> **Problem to solve**:
Across the entries below, how many lines have the word "hint" in them? Respond with only the number.

(Excerpted data Opens)

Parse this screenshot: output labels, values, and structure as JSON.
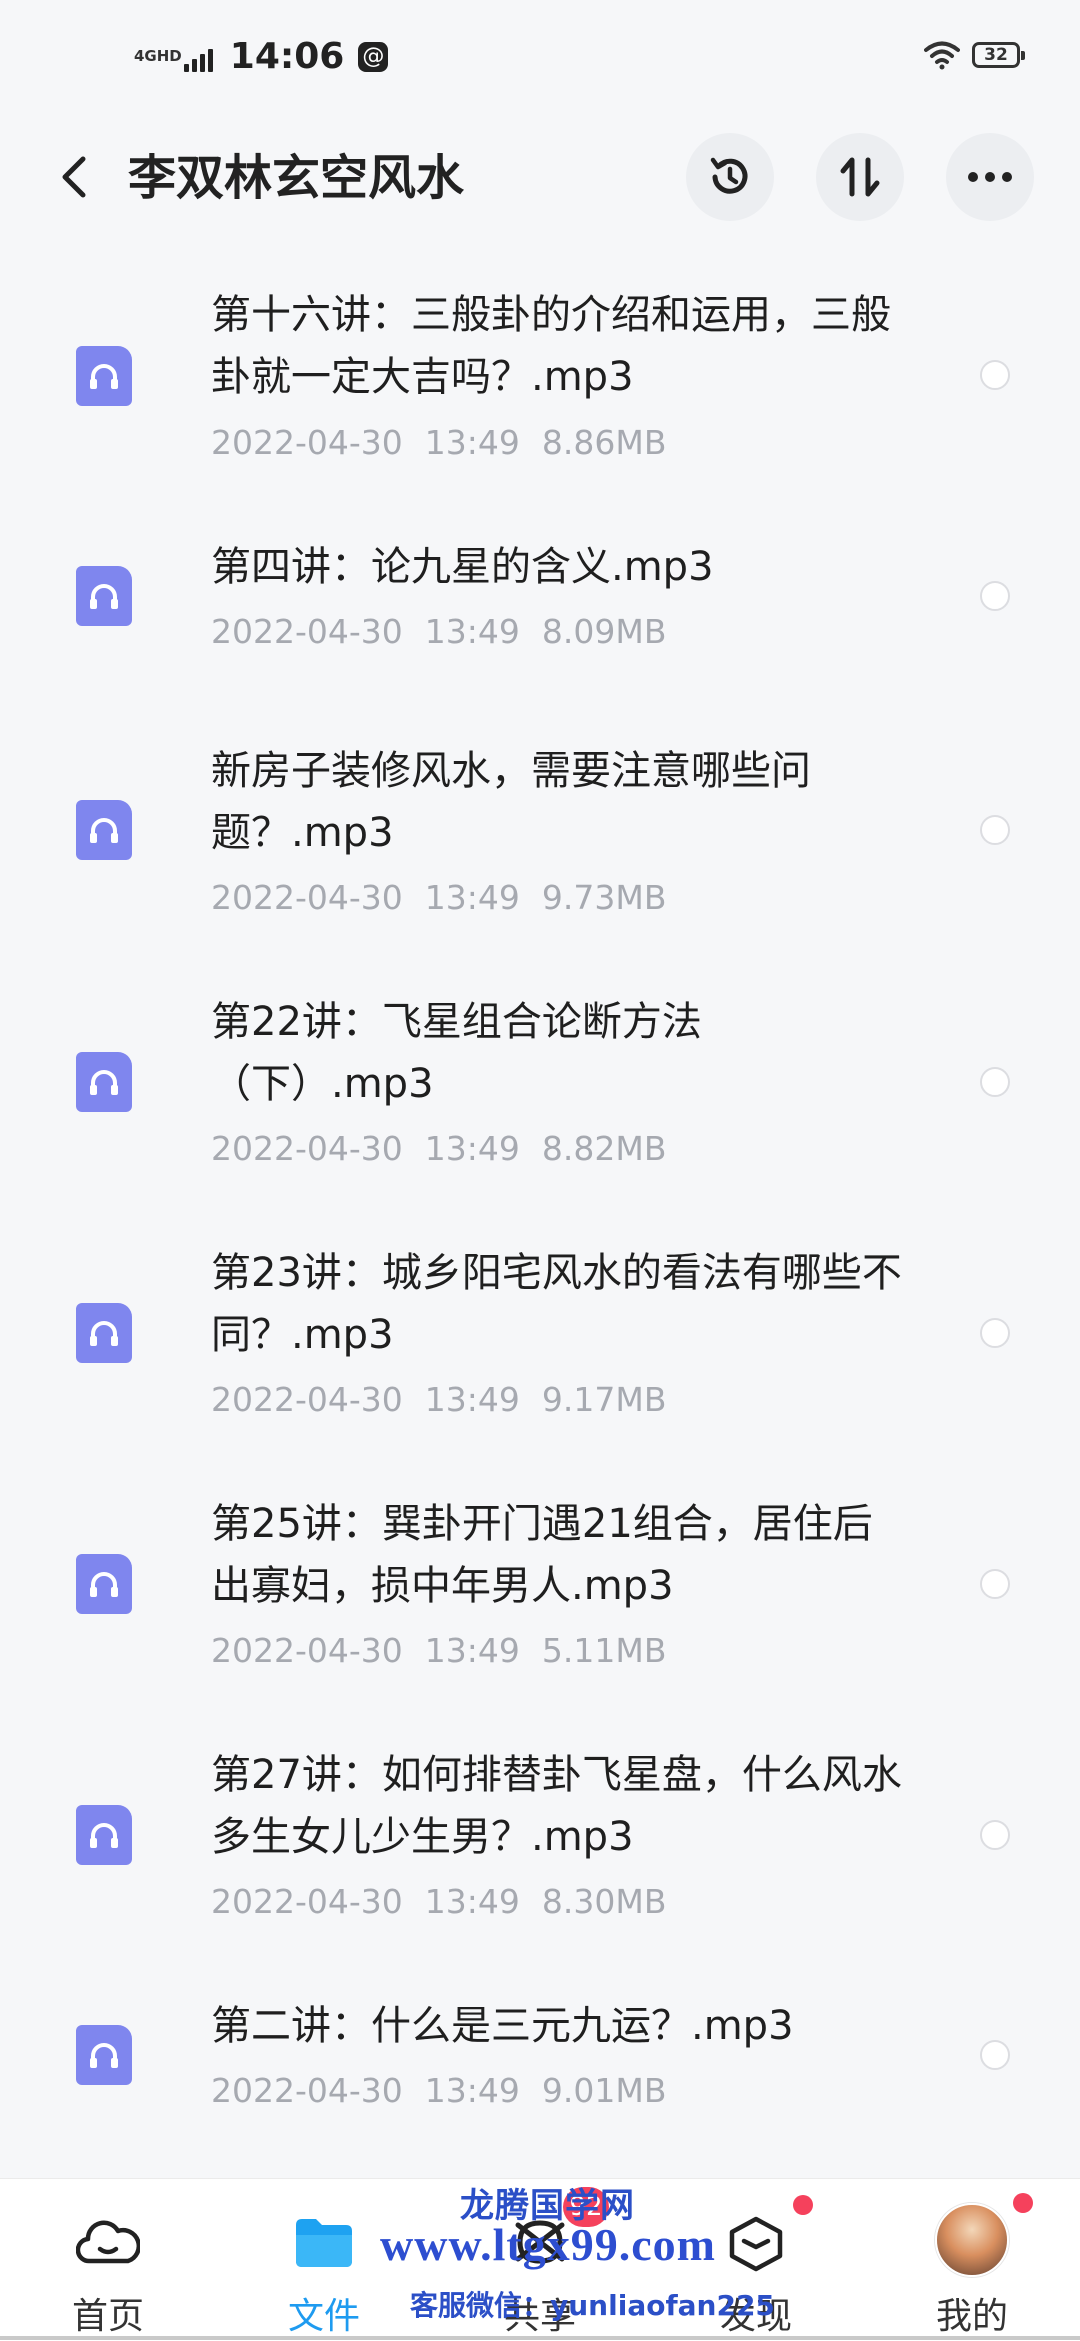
{
  "status_bar": {
    "network": "4GHD",
    "time": "14:06",
    "app_icon": "@",
    "battery": "32",
    "icons": [
      "signal-icon",
      "wifi-icon",
      "battery-icon"
    ]
  },
  "header": {
    "title": "李双林玄空风水",
    "icons": [
      "back-arrow-icon",
      "history-clock-icon",
      "sort-icon",
      "more-dots-icon"
    ]
  },
  "files": [
    {
      "name": "第十六讲：三般卦的介绍和运用，三般卦就一定大吉吗？.mp3",
      "date": "2022-04-30",
      "time": "13:49",
      "size": "8.86MB"
    },
    {
      "name": "第四讲：论九星的含义.mp3",
      "date": "2022-04-30",
      "time": "13:49",
      "size": "8.09MB"
    },
    {
      "name": "新房子装修风水，需要注意哪些问题？.mp3",
      "date": "2022-04-30",
      "time": "13:49",
      "size": "9.73MB"
    },
    {
      "name": "第22讲：飞星组合论断方法（下）.mp3",
      "date": "2022-04-30",
      "time": "13:49",
      "size": "8.82MB"
    },
    {
      "name": "第23讲：城乡阳宅风水的看法有哪些不同？.mp3",
      "date": "2022-04-30",
      "time": "13:49",
      "size": "9.17MB"
    },
    {
      "name": "第25讲：巽卦开门遇21组合，居住后出寡妇，损中年男人.mp3",
      "date": "2022-04-30",
      "time": "13:49",
      "size": "5.11MB"
    },
    {
      "name": "第27讲：如何排替卦飞星盘，什么风水多生女儿少生男？.mp3",
      "date": "2022-04-30",
      "time": "13:49",
      "size": "8.30MB"
    },
    {
      "name": "第二讲：什么是三元九运？.mp3",
      "date": "2022-04-30",
      "time": "13:49",
      "size": "9.01MB"
    }
  ],
  "bottom_nav": {
    "items": [
      {
        "label": "首页",
        "icon": "cloud-home-icon"
      },
      {
        "label": "文件",
        "icon": "folder-icon",
        "active": true
      },
      {
        "label": "共享",
        "icon": "share-icon",
        "badge": "92"
      },
      {
        "label": "发现",
        "icon": "discover-cube-icon"
      },
      {
        "label": "我的",
        "icon": "avatar"
      }
    ]
  },
  "watermark": {
    "line1": "龙腾国学网",
    "line2": "www.ltgx99.com",
    "line3": "客服微信：yunliaofan225"
  },
  "colors": {
    "accent": "#1e9bf0",
    "file_icon": "#7f86ee",
    "meta_text": "#a6a9b0",
    "badge": "#f5415c",
    "watermark": "#2b4fc7"
  }
}
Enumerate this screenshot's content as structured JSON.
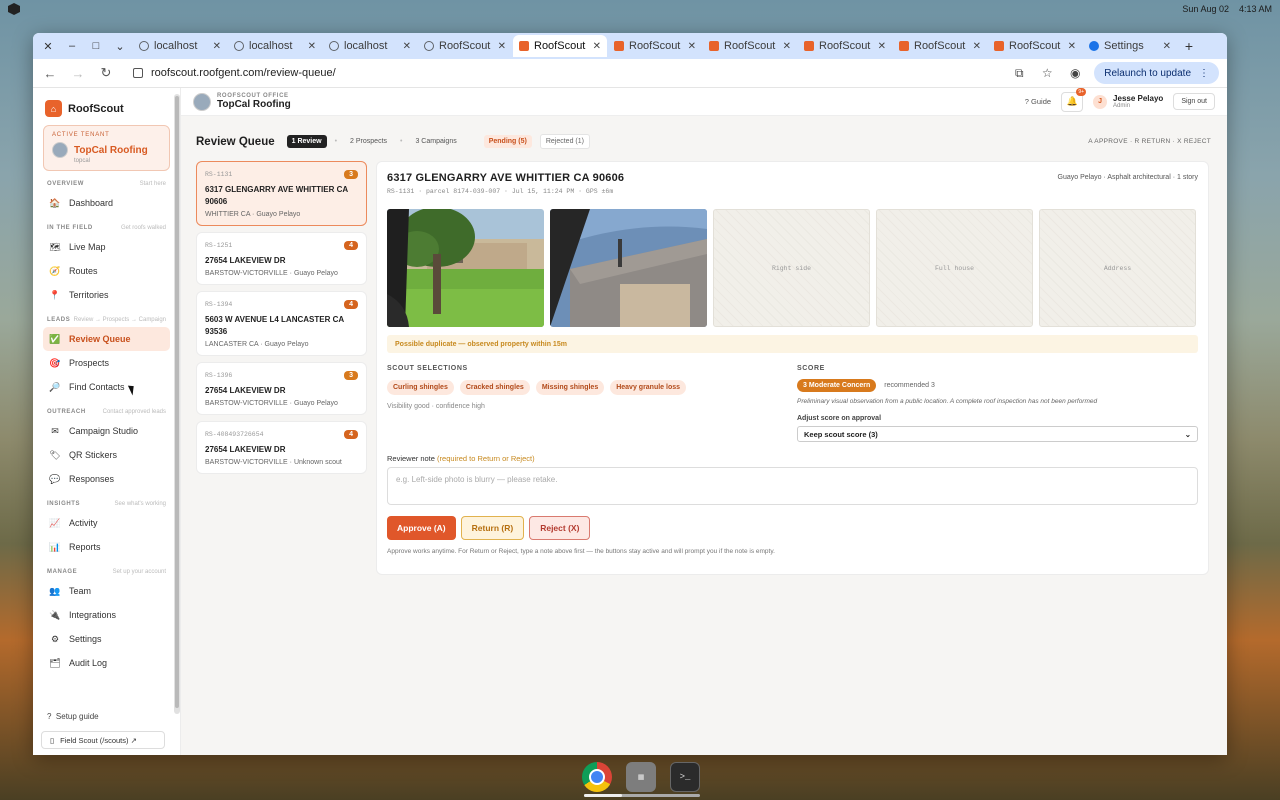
{
  "os": {
    "date": "Sun Aug 02",
    "time": "4:13 AM"
  },
  "tabs": [
    {
      "label": "localhost",
      "favicon": "globe-icon"
    },
    {
      "label": "localhost",
      "favicon": "globe-icon"
    },
    {
      "label": "localhost",
      "favicon": "globe-icon"
    },
    {
      "label": "RoofScout",
      "favicon": "globe-icon"
    },
    {
      "label": "RoofScout",
      "favicon": "roofscout-icon",
      "active": true
    },
    {
      "label": "RoofScout",
      "favicon": "roofscout-icon"
    },
    {
      "label": "RoofScout",
      "favicon": "roofscout-icon"
    },
    {
      "label": "RoofScout",
      "favicon": "roofscout-icon"
    },
    {
      "label": "RoofScout",
      "favicon": "roofscout-icon"
    },
    {
      "label": "RoofScout",
      "favicon": "roofscout-icon"
    },
    {
      "label": "Settings",
      "favicon": "gear-icon"
    }
  ],
  "toolbar": {
    "url": "roofscout.roofgent.com/review-queue/",
    "relaunch": "Relaunch to update"
  },
  "sidebar": {
    "brand": "RoofScout",
    "tenant": {
      "label": "ACTIVE TENANT",
      "name": "TopCal Roofing",
      "slug": "topcal"
    },
    "sections": [
      {
        "title": "OVERVIEW",
        "hint": "Start here",
        "items": [
          {
            "label": "Dashboard",
            "icon": "🏠"
          }
        ]
      },
      {
        "title": "IN THE FIELD",
        "hint": "Get roofs walked",
        "items": [
          {
            "label": "Live Map",
            "icon": "🗺"
          },
          {
            "label": "Routes",
            "icon": "🧭"
          },
          {
            "label": "Territories",
            "icon": "📍"
          }
        ]
      },
      {
        "title": "LEADS",
        "hint": "Review → Prospects → Campaign",
        "items": [
          {
            "label": "Review Queue",
            "icon": "✅",
            "active": true
          },
          {
            "label": "Prospects",
            "icon": "🎯"
          },
          {
            "label": "Find Contacts",
            "icon": "🔎"
          }
        ]
      },
      {
        "title": "OUTREACH",
        "hint": "Contact approved leads",
        "items": [
          {
            "label": "Campaign Studio",
            "icon": "✉"
          },
          {
            "label": "QR Stickers",
            "icon": "🏷"
          },
          {
            "label": "Responses",
            "icon": "💬"
          }
        ]
      },
      {
        "title": "INSIGHTS",
        "hint": "See what's working",
        "items": [
          {
            "label": "Activity",
            "icon": "📈"
          },
          {
            "label": "Reports",
            "icon": "📊"
          }
        ]
      },
      {
        "title": "MANAGE",
        "hint": "Set up your account",
        "items": [
          {
            "label": "Team",
            "icon": "👥"
          },
          {
            "label": "Integrations",
            "icon": "🔌"
          },
          {
            "label": "Settings",
            "icon": "⚙"
          },
          {
            "label": "Audit Log",
            "icon": "🗂"
          }
        ]
      }
    ],
    "setup": "Setup guide",
    "field_scout": "Field Scout (/scouts) ↗"
  },
  "topbar": {
    "office_label": "ROOFSCOUT OFFICE",
    "office_name": "TopCal Roofing",
    "guide": "Guide",
    "notif_count": "9+",
    "user_initial": "J",
    "user_name": "Jesse Pelayo",
    "user_role": "Admin",
    "signout": "Sign out"
  },
  "header": {
    "title": "Review Queue",
    "tab_review": "1 Review",
    "tab_prospects": "2 Prospects",
    "tab_campaigns": "3 Campaigns",
    "pending": "Pending (5)",
    "rejected": "Rejected (1)",
    "shortcuts": "A APPROVE · R RETURN · X REJECT"
  },
  "queue": [
    {
      "id": "RS-1131",
      "score": "3",
      "address": "6317 GLENGARRY AVE WHITTIER CA 90606",
      "sub": "WHITTIER CA · Guayo Pelayo",
      "active": true
    },
    {
      "id": "RS-1251",
      "score": "4",
      "address": "27654 LAKEVIEW DR",
      "sub": "BARSTOW-VICTORVILLE · Guayo Pelayo"
    },
    {
      "id": "RS-1394",
      "score": "4",
      "address": "5603 W AVENUE L4 LANCASTER CA 93536",
      "sub": "LANCASTER CA · Guayo Pelayo"
    },
    {
      "id": "RS-1396",
      "score": "3",
      "address": "27654 LAKEVIEW DR",
      "sub": "BARSTOW-VICTORVILLE · Guayo Pelayo"
    },
    {
      "id": "RS-408493726654",
      "score": "4",
      "address": "27654 LAKEVIEW DR",
      "sub": "BARSTOW-VICTORVILLE · Unknown scout"
    }
  ],
  "detail": {
    "address": "6317 GLENGARRY AVE WHITTIER CA 90606",
    "meta": "RS-1131 · parcel 8174-039-007 · Jul 15, 11:24 PM · GPS ±6m",
    "right": "Guayo Pelayo · Asphalt architectural · 1 story",
    "placeholders": [
      "Right side",
      "Full house",
      "Address"
    ],
    "duplicate": "Possible duplicate — observed property within 15m",
    "selections_label": "SCOUT SELECTIONS",
    "chips": [
      "Curling shingles",
      "Cracked shingles",
      "Missing shingles",
      "Heavy granule loss"
    ],
    "visibility": "Visibility good · confidence high",
    "score_label": "SCORE",
    "score_badge": "3  Moderate Concern",
    "recommended": "recommended 3",
    "prelim": "Preliminary visual observation from a public location. A complete roof inspection has not been performed",
    "adjust_label": "Adjust score on approval",
    "adjust_value": "Keep scout score (3)",
    "note_label": "Reviewer note",
    "note_req": "(required to Return or Reject)",
    "note_placeholder": "e.g. Left-side photo is blurry — please retake.",
    "approve": "Approve (A)",
    "return": "Return (R)",
    "reject": "Reject (X)",
    "footer": "Approve works anytime. For Return or Reject, type a note above first — the buttons stay active and will prompt you if the note is empty."
  },
  "colors": {
    "accent": "#e8632b",
    "score": "#d87a1d"
  }
}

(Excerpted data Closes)

> **Result of this task**:
6